(Supplied information):

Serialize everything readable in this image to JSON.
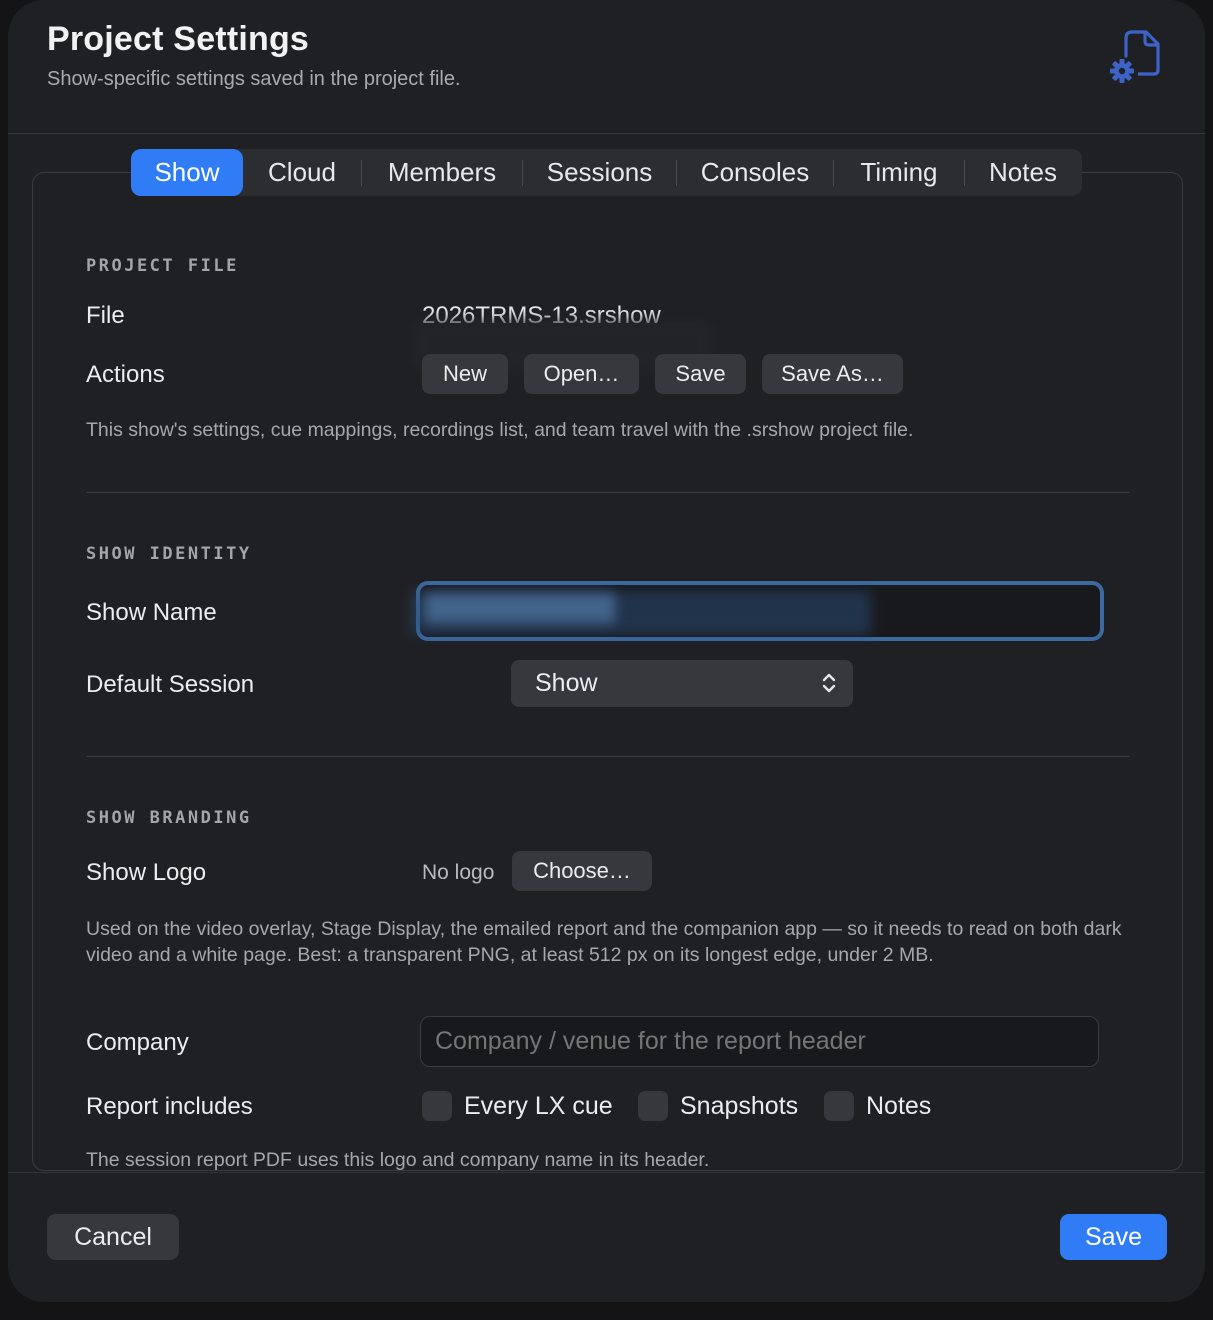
{
  "header": {
    "title": "Project Settings",
    "subtitle": "Show-specific settings saved in the project file.",
    "icon": "document-gear-icon"
  },
  "tabs": [
    {
      "label": "Show",
      "active": true
    },
    {
      "label": "Cloud",
      "active": false
    },
    {
      "label": "Members",
      "active": false
    },
    {
      "label": "Sessions",
      "active": false
    },
    {
      "label": "Consoles",
      "active": false
    },
    {
      "label": "Timing",
      "active": false
    },
    {
      "label": "Notes",
      "active": false
    }
  ],
  "project_file": {
    "section_title": "PROJECT FILE",
    "file_label": "File",
    "file_value": "2026TRMS-13.srshow",
    "actions_label": "Actions",
    "buttons": {
      "new": "New",
      "open": "Open…",
      "save": "Save",
      "save_as": "Save As…"
    },
    "help": "This show's settings, cue mappings, recordings list, and team travel with the .srshow project file."
  },
  "show_identity": {
    "section_title": "SHOW IDENTITY",
    "show_name_label": "Show Name",
    "show_name_value": "",
    "default_session_label": "Default Session",
    "default_session_value": "Show"
  },
  "show_branding": {
    "section_title": "SHOW BRANDING",
    "logo_label": "Show Logo",
    "logo_status": "No logo",
    "choose_button": "Choose…",
    "help": "Used on the video overlay, Stage Display, the emailed report and the companion app — so it needs to read on both dark video and a white page. Best: a transparent PNG, at least 512 px on its longest edge, under 2 MB.",
    "company_label": "Company",
    "company_placeholder": "Company / venue for the report header",
    "report_includes_label": "Report includes",
    "report_options": [
      {
        "label": "Every LX cue",
        "checked": false
      },
      {
        "label": "Snapshots",
        "checked": false
      },
      {
        "label": "Notes",
        "checked": false
      }
    ],
    "report_help": "The session report PDF uses this logo and company name in its header."
  },
  "footer": {
    "cancel": "Cancel",
    "save": "Save"
  },
  "colors": {
    "accent": "#2f7cf6",
    "icon": "#3d63c9",
    "focus_ring": "#3c6a9f"
  }
}
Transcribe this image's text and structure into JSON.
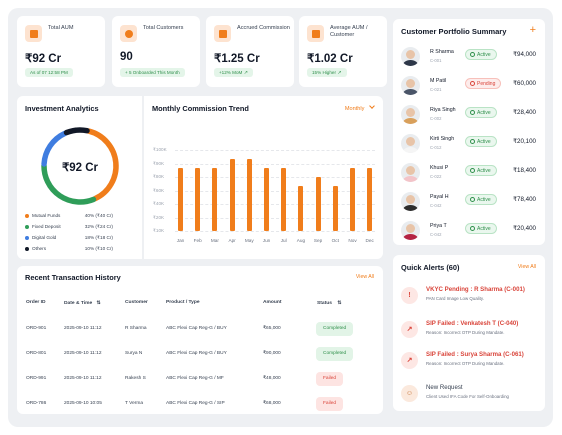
{
  "stats": [
    {
      "title": "Total AUM",
      "value": "₹92 Cr",
      "chip": "As of 07 12:58 PM",
      "arrow": false
    },
    {
      "title": "Total Customers",
      "value": "90",
      "chip": "+ 5 Onboarded This Month",
      "arrow": false
    },
    {
      "title": "Accrued Commission",
      "value": "₹1.25 Cr",
      "chip": "+12% MoM",
      "arrow": true
    },
    {
      "title": "Average AUM / Customer",
      "value": "₹1.02 Cr",
      "chip": "15% Higher",
      "arrow": true
    }
  ],
  "analytics": {
    "title": "Investment Analytics",
    "center_value": "₹92 Cr",
    "colors": {
      "mutual_funds": "#f07d1b",
      "fixed_deposit": "#2f9d59",
      "digital_gold": "#3f7de0",
      "others": "#111827"
    },
    "legend": [
      {
        "name": "Mutual Funds",
        "value": "40% (₹40 Cr)",
        "color": "#f07d1b",
        "share": 0.4
      },
      {
        "name": "Fixed Deposit",
        "value": "32% (₹24 Cr)",
        "color": "#2f9d59",
        "share": 0.32
      },
      {
        "name": "Digital Gold",
        "value": "18% (₹18 Cr)",
        "color": "#3f7de0",
        "share": 0.18
      },
      {
        "name": "Others",
        "value": "10% (₹10 Cr)",
        "color": "#111827",
        "share": 0.1
      }
    ]
  },
  "commission": {
    "title": "Monthly Commission Trend",
    "period": "Monthly",
    "chevron_icon": "chevron-down-icon"
  },
  "chart_data": {
    "type": "bar",
    "title": "Monthly Commission Trend",
    "categories": [
      "Jan",
      "Feb",
      "Mar",
      "Apr",
      "May",
      "Jun",
      "Jul",
      "Aug",
      "Sep",
      "Oct",
      "Nov",
      "Dec"
    ],
    "values": [
      80,
      80,
      80,
      90,
      90,
      80,
      80,
      60,
      70,
      60,
      80,
      80
    ],
    "y_ticks": [
      "₹100K",
      "₹90K",
      "₹80K",
      "₹60K",
      "₹40K",
      "₹20K",
      "₹10K"
    ],
    "ylim": [
      10,
      100
    ],
    "xlabel": "",
    "ylabel": "",
    "color": "#f07d1b",
    "grid": true
  },
  "transactions": {
    "title": "Recent Transaction History",
    "view_all": "View All",
    "columns": [
      "Order ID",
      "Date & Time",
      "Customer",
      "Product / Type",
      "Amount",
      "Status"
    ],
    "rows": [
      {
        "id": "ORD-901",
        "date": "2025-09-10 11:12",
        "customer": "R Sharma",
        "product": "ABC Flexi Cap Reg-G / BUY",
        "amount": "₹65,000",
        "status": "Completed",
        "kind": "completed"
      },
      {
        "id": "ORD-801",
        "date": "2025-09-10 11:12",
        "customer": "Surya N",
        "product": "ABC Flexi Cap Reg-G / BUY",
        "amount": "₹90,000",
        "status": "Completed",
        "kind": "completed"
      },
      {
        "id": "ORD-991",
        "date": "2025-09-10 11:12",
        "customer": "Rakesh S",
        "product": "ABC Flexi Cap Reg-G / MF",
        "amount": "₹48,000",
        "status": "Failed",
        "kind": "failed"
      },
      {
        "id": "ORD-786",
        "date": "2025-09-10 10:05",
        "customer": "T Verma",
        "product": "ABC Flexi Cap Reg-G / SIP",
        "amount": "₹68,000",
        "status": "Failed",
        "kind": "failed"
      }
    ]
  },
  "portfolio": {
    "title": "Customer Portfolio Summary",
    "add_icon": "plus-icon",
    "customers": [
      {
        "name": "R Sharma",
        "id": "C-001",
        "status": "Active",
        "kind": "active",
        "amount": "₹94,000",
        "shirt": "#2d3748"
      },
      {
        "name": "M Patil",
        "id": "C-021",
        "status": "Pending",
        "kind": "pending",
        "amount": "₹60,000",
        "shirt": "#4a5568"
      },
      {
        "name": "Riya Singh",
        "id": "C-002",
        "status": "Active",
        "kind": "active",
        "amount": "₹28,400",
        "shirt": "#d9a05b"
      },
      {
        "name": "Kirti Singh",
        "id": "C-012",
        "status": "Active",
        "kind": "active",
        "amount": "₹20,100",
        "shirt": "#f5f5f5"
      },
      {
        "name": "Khusi P",
        "id": "C-022",
        "status": "Active",
        "kind": "active",
        "amount": "₹18,400",
        "shirt": "#f3c4c9"
      },
      {
        "name": "Payal H",
        "id": "C-042",
        "status": "Active",
        "kind": "active",
        "amount": "₹78,400",
        "shirt": "#2d2d2d"
      },
      {
        "name": "Priya T",
        "id": "C-042",
        "status": "Active",
        "kind": "active",
        "amount": "₹20,400",
        "shirt": "#b42343"
      }
    ]
  },
  "alerts": {
    "title": "Quick Alerts (60)",
    "view_all": "View All",
    "items": [
      {
        "title": "VKYC Pending : R Sharma (C-001)",
        "sub": "PAN Card Image Low Quality.",
        "icon": "!",
        "kind": "error"
      },
      {
        "title": "SIP Failed : Venkatesh T (C-040)",
        "sub": "Reason: Incorrect OTP During Mandate.",
        "icon": "↗",
        "kind": "error"
      },
      {
        "title": "SIP Failed : Surya Sharma (C-061)",
        "sub": "Reason: Incorrect OTP During Mandate.",
        "icon": "↗",
        "kind": "error"
      },
      {
        "title": "New Request",
        "sub": "Client Used IFA Code For Self-Onboarding",
        "icon": "☺",
        "kind": "neutral"
      }
    ]
  }
}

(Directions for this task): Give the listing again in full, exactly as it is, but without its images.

(Solution for this exercise):
Serialize everything readable in this image to JSON.
{
  "header": {
    "title": "Project Settings",
    "subtitle": "Show-specific settings saved in the project file.",
    "icon": "document-gear-icon"
  },
  "tabs": [
    {
      "label": "Show",
      "active": true
    },
    {
      "label": "Cloud",
      "active": false
    },
    {
      "label": "Members",
      "active": false
    },
    {
      "label": "Sessions",
      "active": false
    },
    {
      "label": "Consoles",
      "active": false
    },
    {
      "label": "Timing",
      "active": false
    },
    {
      "label": "Notes",
      "active": false
    }
  ],
  "project_file": {
    "section_title": "PROJECT FILE",
    "file_label": "File",
    "file_value": "2026TRMS-13.srshow",
    "actions_label": "Actions",
    "buttons": {
      "new": "New",
      "open": "Open…",
      "save": "Save",
      "save_as": "Save As…"
    },
    "help": "This show's settings, cue mappings, recordings list, and team travel with the .srshow project file."
  },
  "show_identity": {
    "section_title": "SHOW IDENTITY",
    "show_name_label": "Show Name",
    "show_name_value": "",
    "default_session_label": "Default Session",
    "default_session_value": "Show"
  },
  "show_branding": {
    "section_title": "SHOW BRANDING",
    "logo_label": "Show Logo",
    "logo_status": "No logo",
    "choose_button": "Choose…",
    "help": "Used on the video overlay, Stage Display, the emailed report and the companion app — so it needs to read on both dark video and a white page. Best: a transparent PNG, at least 512 px on its longest edge, under 2 MB.",
    "company_label": "Company",
    "company_placeholder": "Company / venue for the report header",
    "report_includes_label": "Report includes",
    "report_options": [
      {
        "label": "Every LX cue",
        "checked": false
      },
      {
        "label": "Snapshots",
        "checked": false
      },
      {
        "label": "Notes",
        "checked": false
      }
    ],
    "report_help": "The session report PDF uses this logo and company name in its header."
  },
  "footer": {
    "cancel": "Cancel",
    "save": "Save"
  },
  "colors": {
    "accent": "#2f7cf6",
    "icon": "#3d63c9",
    "focus_ring": "#3c6a9f"
  }
}
Transcribe this image's text and structure into JSON.
{
  "stats": [
    {
      "title": "Total AUM",
      "value": "₹92 Cr",
      "chip": "As of 07 12:58 PM",
      "arrow": false
    },
    {
      "title": "Total Customers",
      "value": "90",
      "chip": "+ 5 Onboarded This Month",
      "arrow": false
    },
    {
      "title": "Accrued Commission",
      "value": "₹1.25 Cr",
      "chip": "+12% MoM",
      "arrow": true
    },
    {
      "title": "Average AUM / Customer",
      "value": "₹1.02 Cr",
      "chip": "15% Higher",
      "arrow": true
    }
  ],
  "analytics": {
    "title": "Investment Analytics",
    "center_value": "₹92 Cr",
    "colors": {
      "mutual_funds": "#f07d1b",
      "fixed_deposit": "#2f9d59",
      "digital_gold": "#3f7de0",
      "others": "#111827"
    },
    "legend": [
      {
        "name": "Mutual Funds",
        "value": "40% (₹40 Cr)",
        "color": "#f07d1b",
        "share": 0.4
      },
      {
        "name": "Fixed Deposit",
        "value": "32% (₹24 Cr)",
        "color": "#2f9d59",
        "share": 0.32
      },
      {
        "name": "Digital Gold",
        "value": "18% (₹18 Cr)",
        "color": "#3f7de0",
        "share": 0.18
      },
      {
        "name": "Others",
        "value": "10% (₹10 Cr)",
        "color": "#111827",
        "share": 0.1
      }
    ]
  },
  "commission": {
    "title": "Monthly Commission Trend",
    "period": "Monthly",
    "chevron_icon": "chevron-down-icon"
  },
  "chart_data": {
    "type": "bar",
    "title": "Monthly Commission Trend",
    "categories": [
      "Jan",
      "Feb",
      "Mar",
      "Apr",
      "May",
      "Jun",
      "Jul",
      "Aug",
      "Sep",
      "Oct",
      "Nov",
      "Dec"
    ],
    "values": [
      80,
      80,
      80,
      90,
      90,
      80,
      80,
      60,
      70,
      60,
      80,
      80
    ],
    "y_ticks": [
      "₹100K",
      "₹90K",
      "₹80K",
      "₹60K",
      "₹40K",
      "₹20K",
      "₹10K"
    ],
    "ylim": [
      10,
      100
    ],
    "xlabel": "",
    "ylabel": "",
    "color": "#f07d1b",
    "grid": true
  },
  "transactions": {
    "title": "Recent Transaction History",
    "view_all": "View All",
    "columns": [
      "Order ID",
      "Date & Time",
      "Customer",
      "Product / Type",
      "Amount",
      "Status"
    ],
    "rows": [
      {
        "id": "ORD-901",
        "date": "2025-09-10 11:12",
        "customer": "R Sharma",
        "product": "ABC Flexi Cap Reg-G / BUY",
        "amount": "₹65,000",
        "status": "Completed",
        "kind": "completed"
      },
      {
        "id": "ORD-801",
        "date": "2025-09-10 11:12",
        "customer": "Surya N",
        "product": "ABC Flexi Cap Reg-G / BUY",
        "amount": "₹90,000",
        "status": "Completed",
        "kind": "completed"
      },
      {
        "id": "ORD-991",
        "date": "2025-09-10 11:12",
        "customer": "Rakesh S",
        "product": "ABC Flexi Cap Reg-G / MF",
        "amount": "₹48,000",
        "status": "Failed",
        "kind": "failed"
      },
      {
        "id": "ORD-786",
        "date": "2025-09-10 10:05",
        "customer": "T Verma",
        "product": "ABC Flexi Cap Reg-G / SIP",
        "amount": "₹68,000",
        "status": "Failed",
        "kind": "failed"
      }
    ]
  },
  "portfolio": {
    "title": "Customer Portfolio Summary",
    "add_icon": "plus-icon",
    "customers": [
      {
        "name": "R Sharma",
        "id": "C-001",
        "status": "Active",
        "kind": "active",
        "amount": "₹94,000",
        "shirt": "#2d3748"
      },
      {
        "name": "M Patil",
        "id": "C-021",
        "status": "Pending",
        "kind": "pending",
        "amount": "₹60,000",
        "shirt": "#4a5568"
      },
      {
        "name": "Riya Singh",
        "id": "C-002",
        "status": "Active",
        "kind": "active",
        "amount": "₹28,400",
        "shirt": "#d9a05b"
      },
      {
        "name": "Kirti Singh",
        "id": "C-012",
        "status": "Active",
        "kind": "active",
        "amount": "₹20,100",
        "shirt": "#f5f5f5"
      },
      {
        "name": "Khusi P",
        "id": "C-022",
        "status": "Active",
        "kind": "active",
        "amount": "₹18,400",
        "shirt": "#f3c4c9"
      },
      {
        "name": "Payal H",
        "id": "C-042",
        "status": "Active",
        "kind": "active",
        "amount": "₹78,400",
        "shirt": "#2d2d2d"
      },
      {
        "name": "Priya T",
        "id": "C-042",
        "status": "Active",
        "kind": "active",
        "amount": "₹20,400",
        "shirt": "#b42343"
      }
    ]
  },
  "alerts": {
    "title": "Quick Alerts (60)",
    "view_all": "View All",
    "items": [
      {
        "title": "VKYC Pending : R Sharma (C-001)",
        "sub": "PAN Card Image Low Quality.",
        "icon": "!",
        "kind": "error"
      },
      {
        "title": "SIP Failed : Venkatesh T (C-040)",
        "sub": "Reason: Incorrect OTP During Mandate.",
        "icon": "↗",
        "kind": "error"
      },
      {
        "title": "SIP Failed : Surya Sharma (C-061)",
        "sub": "Reason: Incorrect OTP During Mandate.",
        "icon": "↗",
        "kind": "error"
      },
      {
        "title": "New Request",
        "sub": "Client Used IFA Code For Self-Onboarding",
        "icon": "☺",
        "kind": "neutral"
      }
    ]
  }
}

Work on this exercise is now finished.